Publisher Summary. This chapter examines the definitions, similarities and differences between asthma and chronic obstructive pulmonary disease (COPD), drawing heavily on the latest information on asthma and COPD that is included in the guidelines on the diagnosis and management of these diseases from two widely respected global initiatives, the Global Initiative for Asthma (GINA) and the. Introduction. Obesity is an important risk factor for being diagnosed with asthma 1, has been an alarming increase in the prevalence of obesity, and in the United States it is estimated that approximately , obese people are being newly diagnosed with asthma each year r compounding the impact of obesity on asthma is the fact that obese asthmatics are difficult to treat.   Airway hyperreactivity (AHR) is a characteristic feature of bronchial asthma, and methacholine challenge testing (MCT) is well established to quantitate AHR in patients with unexplained symptoms such as cough, chest tightness and/or dyspnea, when the diagnosis of asthma is uncertain [1–10].Compared to control subjects the provoked bronchial obstruction appears earlier and at lower. Histamine airway hyper-responsiveness and mortality from chronic obstructive pulmonary disease: a cohort study J J Hospers, D S Postma, B Rijcken, S T Weiss, J P Schouten Background: Smoking and airway lability, which is expressed by histamine airway hyperresponsiveness, are known risk factors for development of respiratory symptoms. Smoking is also associated with increased mortality risks.
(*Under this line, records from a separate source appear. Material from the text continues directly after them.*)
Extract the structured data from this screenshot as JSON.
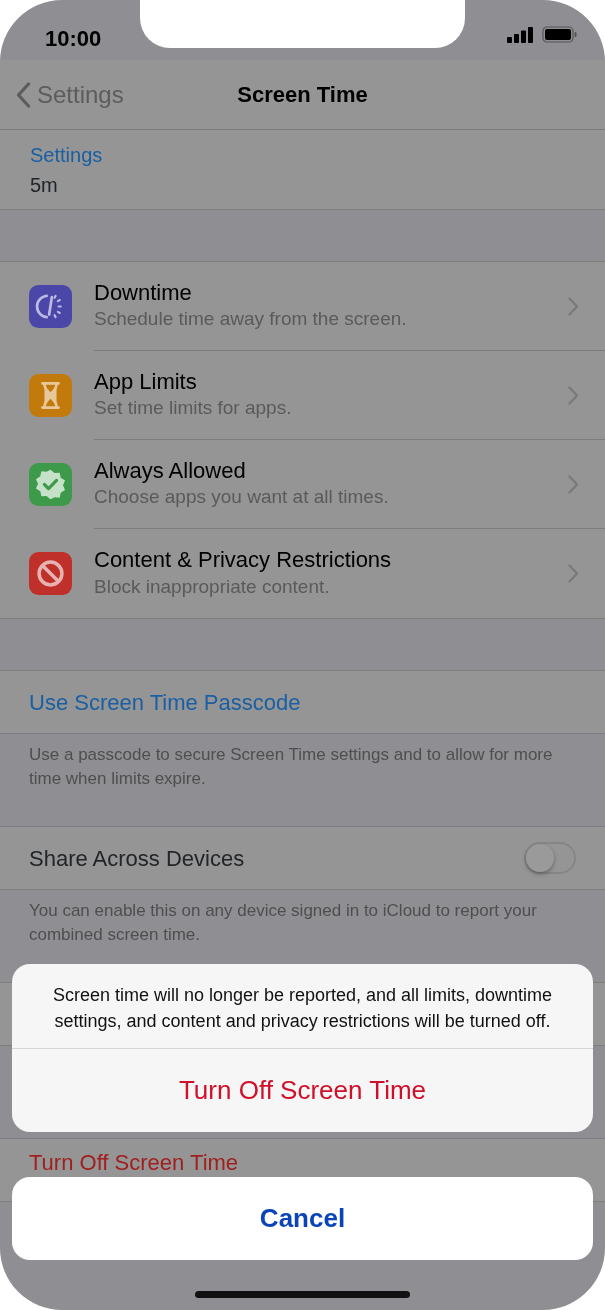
{
  "status_bar": {
    "time": "10:00"
  },
  "nav": {
    "back": "Settings",
    "title": "Screen Time"
  },
  "device_row": {
    "link": "Settings",
    "usage": "5m"
  },
  "menu_items": [
    {
      "kind": "downtime",
      "title": "Downtime",
      "subtitle": "Schedule time away from the screen."
    },
    {
      "kind": "app_limits",
      "title": "App Limits",
      "subtitle": "Set time limits for apps."
    },
    {
      "kind": "always_allowed",
      "title": "Always Allowed",
      "subtitle": "Choose apps you want at all times."
    },
    {
      "kind": "restrictions",
      "title": "Content & Privacy Restrictions",
      "subtitle": "Block inappropriate content."
    }
  ],
  "passcode": {
    "label": "Use Screen Time Passcode",
    "footer": "Use a passcode to secure Screen Time settings and to allow for more time when limits expire."
  },
  "share": {
    "label": "Share Across Devices",
    "on": false,
    "footer": "You can enable this on any device signed in to iCloud to report your combined screen time."
  },
  "turn_off_row": {
    "label": "Turn Off Screen Time"
  },
  "action_sheet": {
    "message": "Screen time will no longer be reported, and all limits, downtime settings, and content and privacy restrictions will be turned off.",
    "action": "Turn Off Screen Time",
    "cancel": "Cancel"
  }
}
Abstract: Asthma is a chronic airway disorder principally characterized by bronchial hyperreactivity and airflow obstruction. Increased epithelial and smooth muscle thickness, goblet cell hyperplasia, increased mucus secretion, abnormal deposition of extracellular matrix (ECM) components in the basement membrane (BM) layer and angiogenesis are all events which occur in asthma and are defined. Introduction. Allergic asthma is a heterogeneous disease characterized by airway hyperreactivity (AHR), inflammation, goblet cell metaplasia, and increases in Th2 cytokines and IgE,,,.Although current therapies such as glucocorticoids and bronchodilators are effective in suppressing symptoms in some patients, not all asthmatic patients respond to these therapies. Airway inflammation and remodelling. Asthma is an inflammatory disorder of the airways, characterised by infiltration of mast cells, eosinophils and T-helper cell type 2 (Th2) CD4 + T-lymphocytes in the airway wall [].Eosinophils within the airways of asthmatics: 1) are recruited via a chemical gradient due to the release of chemotactic agents (interleukin (IL)-5 and eotaxin), 2) show a. In the first part of this review the important role played by the bronchial hyperreactivity caused by chronic bronchopulmonary inflammation in asthma is described. Deliberately, more emphasis is placed on the role of pro-inflammatory eosinophils, alveolar macrophages, lymphocytes and platelets rather than on mast cells and neutrophils or the numerous mediators.